Outdated Security Threatens Web Commerce
By John Markoff December 30, 2008, 10:15 am
UPDATED 11:48 a.m.: Added more information about a 2001 certificate problem that involved Microsoft.
A team of United States and European computer security researchers have used a cluster of several hundred Sony PlayStation 3 video-game machines to exploit a basic weakness in the software system used to protect commercial transactions made via the Internet.
The attack is possible because a handful of commercial organizations that provide components of the basic security infrastructure of the Internet are using an older security technology - despite years of warnings that it is now potentially obsolete. The flaw would make it possible for a criminal to redirect a Web surfer to a fake bank or online merchant without being detected by the security mechanism embedded in today's Web browsers.
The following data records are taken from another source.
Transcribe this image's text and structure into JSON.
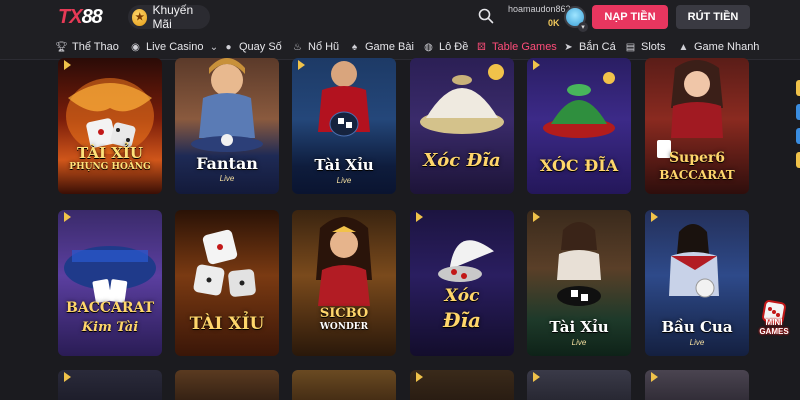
{
  "header": {
    "logo_tx": "TX",
    "logo_num": "88",
    "promo_label": "Khuyến Mãi",
    "username": "hoamaudon862",
    "balance": "0K",
    "deposit_label": "NẠP TIỀN",
    "withdraw_label": "RÚT TIỀN"
  },
  "nav": {
    "items": [
      {
        "label": "Thể Thao",
        "icon": "trophy-icon"
      },
      {
        "label": "Live Casino",
        "icon": "live-icon"
      },
      {
        "label": "Quay Số",
        "icon": "lottery-ball-icon"
      },
      {
        "label": "Nổ Hũ",
        "icon": "slot-jar-icon"
      },
      {
        "label": "Game Bài",
        "icon": "cards-icon"
      },
      {
        "label": "Lô Đề",
        "icon": "number-ball-icon"
      },
      {
        "label": "Table Games",
        "icon": "dice-icon",
        "active": true
      },
      {
        "label": "Bắn Cá",
        "icon": "fish-icon"
      },
      {
        "label": "Slots",
        "icon": "slot-machine-icon"
      },
      {
        "label": "Game Nhanh",
        "icon": "rocket-icon"
      }
    ]
  },
  "games": [
    {
      "title_line1": "TÀI XỈU",
      "title_line2": "PHỤNG HOÀNG",
      "sub": ""
    },
    {
      "title_line1": "Fantan",
      "title_line2": "",
      "sub": "Live"
    },
    {
      "title_line1": "Tài Xỉu",
      "title_line2": "",
      "sub": "Live"
    },
    {
      "title_line1": "Xóc Đĩa",
      "title_line2": "",
      "sub": ""
    },
    {
      "title_line1": "XÓC ĐĨA",
      "title_line2": "",
      "sub": ""
    },
    {
      "title_line1": "Super6",
      "title_line2": "BACCARAT",
      "sub": ""
    },
    {
      "title_line1": "BACCARAT",
      "title_line2": "Kim Tài",
      "sub": ""
    },
    {
      "title_line1": "TÀI XỈU",
      "title_line2": "",
      "sub": ""
    },
    {
      "title_line1": "SICBO",
      "title_line2": "WONDER",
      "sub": ""
    },
    {
      "title_line1": "Xóc",
      "title_line2": "Đĩa",
      "sub": ""
    },
    {
      "title_line1": "Tài Xỉu",
      "title_line2": "",
      "sub": "Live"
    },
    {
      "title_line1": "Bầu Cua",
      "title_line2": "",
      "sub": "Live"
    }
  ],
  "mini_games": {
    "line1": "MINI",
    "line2": "GAMES"
  },
  "colors": {
    "background": "#1b1b1f",
    "header": "#1f1f23",
    "accent": "#e8365f",
    "active_nav": "#ff4d7a",
    "balance": "#f0c85c"
  }
}
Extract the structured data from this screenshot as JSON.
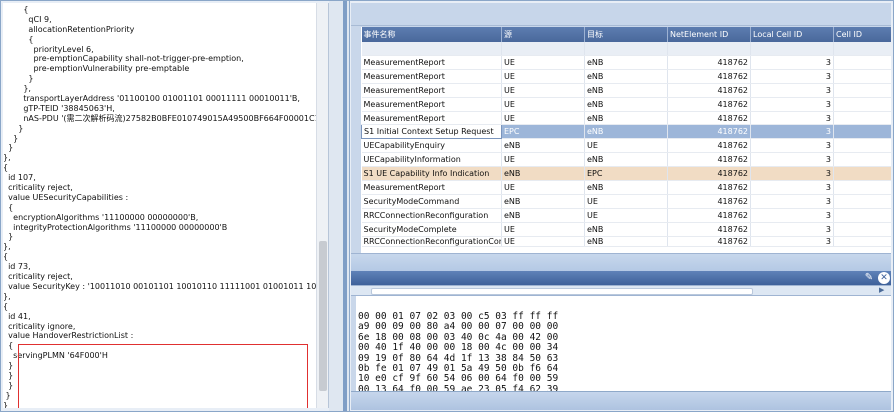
{
  "code_lines": [
    "        {",
    "          qCI 9,",
    "          allocationRetentionPriority",
    "          {",
    "            priorityLevel 6,",
    "            pre-emptionCapability shall-not-trigger-pre-emption,",
    "            pre-emptionVulnerability pre-emptable",
    "          }",
    "        },",
    "        transportLayerAddress '01100100 01001101 00011111 00010011'B,",
    "        gTP-TEID '38845063'H,",
    "        nAS-PDU '(需二次解析码流)27582B0BFE010749015A49500BF664F00001C11",
    "      }",
    "    }",
    "  }",
    "},",
    "{",
    "  id 107,",
    "  criticality reject,",
    "  value UESecurityCapabilities :",
    "  {",
    "    encryptionAlgorithms '11100000 00000000'B,",
    "    integrityProtectionAlgorithms '11100000 00000000'B",
    "  }",
    "},",
    "{",
    "  id 73,",
    "  criticality reject,",
    "  value SecurityKey : '10011010 00101101 10010110 11111001 01001011 101110",
    "},",
    "{",
    "  id 41,",
    "  criticality ignore,",
    "  value HandoverRestrictionList :",
    "  {",
    "    servingPLMN '64F000'H",
    "  }",
    "  }",
    "  }",
    " }",
    "}"
  ],
  "grid": {
    "headers": [
      "事件名称",
      "源",
      "目标",
      "NetElement ID",
      "Local Cell ID",
      "Cell ID"
    ],
    "rows": [
      [
        "MeasurementReport",
        "UE",
        "eNB",
        "418762",
        "3",
        ""
      ],
      [
        "MeasurementReport",
        "UE",
        "eNB",
        "418762",
        "3",
        ""
      ],
      [
        "MeasurementReport",
        "UE",
        "eNB",
        "418762",
        "3",
        ""
      ],
      [
        "MeasurementReport",
        "UE",
        "eNB",
        "418762",
        "3",
        ""
      ],
      [
        "MeasurementReport",
        "UE",
        "eNB",
        "418762",
        "3",
        ""
      ],
      [
        "S1 Initial Context Setup Request",
        "EPC",
        "eNB",
        "418762",
        "3",
        ""
      ],
      [
        "UECapabilityEnquiry",
        "eNB",
        "UE",
        "418762",
        "3",
        ""
      ],
      [
        "UECapabilityInformation",
        "UE",
        "eNB",
        "418762",
        "3",
        ""
      ],
      [
        "S1 UE Capability Info Indication",
        "eNB",
        "EPC",
        "418762",
        "3",
        ""
      ],
      [
        "MeasurementReport",
        "UE",
        "eNB",
        "418762",
        "3",
        ""
      ],
      [
        "SecurityModeCommand",
        "eNB",
        "UE",
        "418762",
        "3",
        ""
      ],
      [
        "RRCConnectionReconfiguration",
        "eNB",
        "UE",
        "418762",
        "3",
        ""
      ],
      [
        "SecurityModeComplete",
        "UE",
        "eNB",
        "418762",
        "3",
        ""
      ],
      [
        "RRCConnectionReconfigurationCompl",
        "UE",
        "eNB",
        "418762",
        "3",
        ""
      ]
    ],
    "selected_row": 5,
    "highlighted_row": 8
  },
  "hex_lines": [
    "00 00 01 07 02 03 00 c5 03 ff ff ff",
    "a9 00 09 00 80 a4 00 00 07 00 00 00",
    "6e 18 00 08 00 03 40 0c 4a 00 42 00",
    "00 40 1f 40 00 00 18 00 4c 00 00 34",
    "09 19 0f 80 64 4d 1f 13 38 84 50 63",
    "0b fe 01 07 49 01 5a 49 50 0b f6 64",
    "10 e0 cf 9f 60 54 06 00 64 f0 00 59",
    "00 13 64 f0 00 59 ae 23 05 f4 62 39"
  ],
  "icons": {
    "edit": "pencil-icon",
    "close": "close-icon"
  },
  "colors": {
    "header": "#5d7db0",
    "selected": "#9db6d9",
    "highlight": "#f1dcc4",
    "redbox": "#e03030"
  }
}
It could also be used to subvert e-mail communications and other applications that use cryptographic software for authentication and security.
The demonstration underscores that the commercial infrastructure of the Internet, as well as its privacy and security, are based on an advanced branch of mathematics that in the future may become vulnerable to more powerful computing systems and more clever attackers.
Today's browsers display a tiny image of a padlock when a user has a secure connection to a Web site. This is intended to provide evidence that the Web site is legitimate, as the browser and the site exchange digital certificates provided by a certificate authority - a trusted third party.
Researchers have proved they can create fake certificates that will be accepted by the security system.